Black Africans are being bought and sold in slave markets in Libya.
Reports form the UN-affiliated International Organization for Migration say migrants from West Africa are being held in private prisons in Libya if they are unable to pay the smugglers who arrange their passage to Europe.
West African migrants interviewed by the International Organization for Migration (IOM) have recounted being bought and sold in garages and car parks in the southern city of Sabha, one of Libya’s main migrant smuggling hubs.
Migrants are traded for between $200 and $500 and are held on average for two or three months, Othman Belbeisi, head of the IOM’s Libya mission, told journalists in Geneva.

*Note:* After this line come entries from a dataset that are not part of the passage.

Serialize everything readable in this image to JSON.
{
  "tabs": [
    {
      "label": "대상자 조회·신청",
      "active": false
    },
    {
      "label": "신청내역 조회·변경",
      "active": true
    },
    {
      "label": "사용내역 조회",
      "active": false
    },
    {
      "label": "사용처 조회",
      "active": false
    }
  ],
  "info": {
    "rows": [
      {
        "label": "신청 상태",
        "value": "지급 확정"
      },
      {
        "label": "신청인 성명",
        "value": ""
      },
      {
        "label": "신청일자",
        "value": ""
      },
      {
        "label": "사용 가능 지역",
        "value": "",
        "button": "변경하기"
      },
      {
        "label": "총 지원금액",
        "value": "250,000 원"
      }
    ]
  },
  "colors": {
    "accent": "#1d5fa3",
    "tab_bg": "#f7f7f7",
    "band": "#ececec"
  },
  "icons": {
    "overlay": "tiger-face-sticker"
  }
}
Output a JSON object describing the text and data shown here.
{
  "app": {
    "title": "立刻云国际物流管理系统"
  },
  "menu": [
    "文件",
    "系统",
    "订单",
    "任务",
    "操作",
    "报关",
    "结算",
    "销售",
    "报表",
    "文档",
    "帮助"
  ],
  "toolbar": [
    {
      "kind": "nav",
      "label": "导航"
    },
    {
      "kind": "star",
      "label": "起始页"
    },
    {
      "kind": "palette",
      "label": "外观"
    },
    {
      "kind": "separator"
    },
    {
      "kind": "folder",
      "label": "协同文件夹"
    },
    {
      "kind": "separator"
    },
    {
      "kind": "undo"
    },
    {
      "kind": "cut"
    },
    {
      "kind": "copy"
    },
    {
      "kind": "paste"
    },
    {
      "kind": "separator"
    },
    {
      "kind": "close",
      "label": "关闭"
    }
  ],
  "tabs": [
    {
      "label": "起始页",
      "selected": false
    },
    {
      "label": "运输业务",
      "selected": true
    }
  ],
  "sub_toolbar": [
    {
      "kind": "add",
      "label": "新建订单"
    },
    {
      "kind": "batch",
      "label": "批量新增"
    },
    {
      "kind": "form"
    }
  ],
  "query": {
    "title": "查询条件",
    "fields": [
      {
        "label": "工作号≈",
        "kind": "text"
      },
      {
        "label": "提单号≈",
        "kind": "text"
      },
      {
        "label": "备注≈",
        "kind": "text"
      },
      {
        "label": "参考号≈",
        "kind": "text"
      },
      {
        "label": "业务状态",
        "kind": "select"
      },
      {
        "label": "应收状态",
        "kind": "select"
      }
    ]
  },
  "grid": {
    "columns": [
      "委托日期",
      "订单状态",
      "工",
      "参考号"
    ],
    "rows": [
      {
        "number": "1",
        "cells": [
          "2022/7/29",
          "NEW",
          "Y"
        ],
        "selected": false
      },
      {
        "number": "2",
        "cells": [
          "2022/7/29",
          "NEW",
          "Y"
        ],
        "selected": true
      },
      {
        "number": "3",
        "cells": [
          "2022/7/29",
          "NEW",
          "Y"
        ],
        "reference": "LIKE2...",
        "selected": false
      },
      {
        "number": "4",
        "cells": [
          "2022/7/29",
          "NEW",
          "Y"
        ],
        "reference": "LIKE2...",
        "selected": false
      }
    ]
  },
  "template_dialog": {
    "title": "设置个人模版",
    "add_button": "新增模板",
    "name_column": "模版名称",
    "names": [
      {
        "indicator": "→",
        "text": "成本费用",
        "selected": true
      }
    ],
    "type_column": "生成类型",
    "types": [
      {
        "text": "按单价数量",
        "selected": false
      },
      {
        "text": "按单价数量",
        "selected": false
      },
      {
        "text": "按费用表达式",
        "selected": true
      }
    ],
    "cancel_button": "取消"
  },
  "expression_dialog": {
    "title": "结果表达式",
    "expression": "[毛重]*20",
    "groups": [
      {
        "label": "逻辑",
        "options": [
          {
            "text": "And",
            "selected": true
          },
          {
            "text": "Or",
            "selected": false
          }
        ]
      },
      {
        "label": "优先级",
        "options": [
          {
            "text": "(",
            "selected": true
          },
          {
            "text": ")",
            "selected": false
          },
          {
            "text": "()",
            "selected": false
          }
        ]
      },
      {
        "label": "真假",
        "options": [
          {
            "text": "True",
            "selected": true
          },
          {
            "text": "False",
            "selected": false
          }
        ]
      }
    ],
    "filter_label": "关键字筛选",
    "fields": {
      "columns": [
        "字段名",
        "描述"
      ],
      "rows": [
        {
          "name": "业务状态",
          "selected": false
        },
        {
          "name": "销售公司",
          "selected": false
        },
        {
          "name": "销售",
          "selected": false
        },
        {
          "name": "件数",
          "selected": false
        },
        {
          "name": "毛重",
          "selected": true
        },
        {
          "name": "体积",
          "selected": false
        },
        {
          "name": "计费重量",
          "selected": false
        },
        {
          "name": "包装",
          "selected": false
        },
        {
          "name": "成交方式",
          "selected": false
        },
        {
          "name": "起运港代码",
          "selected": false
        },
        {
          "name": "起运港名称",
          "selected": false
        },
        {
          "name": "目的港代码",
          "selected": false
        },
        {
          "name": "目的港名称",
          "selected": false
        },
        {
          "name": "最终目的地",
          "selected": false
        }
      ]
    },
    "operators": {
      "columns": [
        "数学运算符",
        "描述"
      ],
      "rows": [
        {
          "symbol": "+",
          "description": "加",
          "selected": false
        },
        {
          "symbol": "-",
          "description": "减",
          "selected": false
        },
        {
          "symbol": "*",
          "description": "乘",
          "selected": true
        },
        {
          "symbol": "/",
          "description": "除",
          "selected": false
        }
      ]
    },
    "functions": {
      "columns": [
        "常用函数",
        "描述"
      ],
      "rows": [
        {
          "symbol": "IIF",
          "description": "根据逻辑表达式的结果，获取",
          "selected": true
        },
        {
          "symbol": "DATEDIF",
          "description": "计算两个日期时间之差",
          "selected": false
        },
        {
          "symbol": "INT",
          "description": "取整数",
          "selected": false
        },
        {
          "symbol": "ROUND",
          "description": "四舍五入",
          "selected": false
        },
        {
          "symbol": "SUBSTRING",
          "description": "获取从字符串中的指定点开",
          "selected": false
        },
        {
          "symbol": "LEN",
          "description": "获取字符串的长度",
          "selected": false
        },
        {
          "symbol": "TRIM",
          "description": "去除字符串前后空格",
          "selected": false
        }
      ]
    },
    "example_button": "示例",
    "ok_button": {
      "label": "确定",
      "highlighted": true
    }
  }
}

“Migrants are being sold in the market as a commodity,” he said. “Selling human beings is becoming a trend among smugglers as the smuggling networks in Libya are becoming stronger and stronger.”
Migrants from Gambia, Senegal and Nigeria are set upon by armed groups and captured as they travel to Libya’s Mediterranean coast. They are held for ransom and forced to work without pay, or sold as slaves. The new owner may demand a new ransom or leave the captives to starve.
“What we know is that migrants who fall into the hands of smugglers face systematic malnutrition, sexual abuse and even murder,” Mohammed Abdiker, IOM’s Director of Operations and Emergencies, said in a statement. “We are hearing about mass graves in the desert.”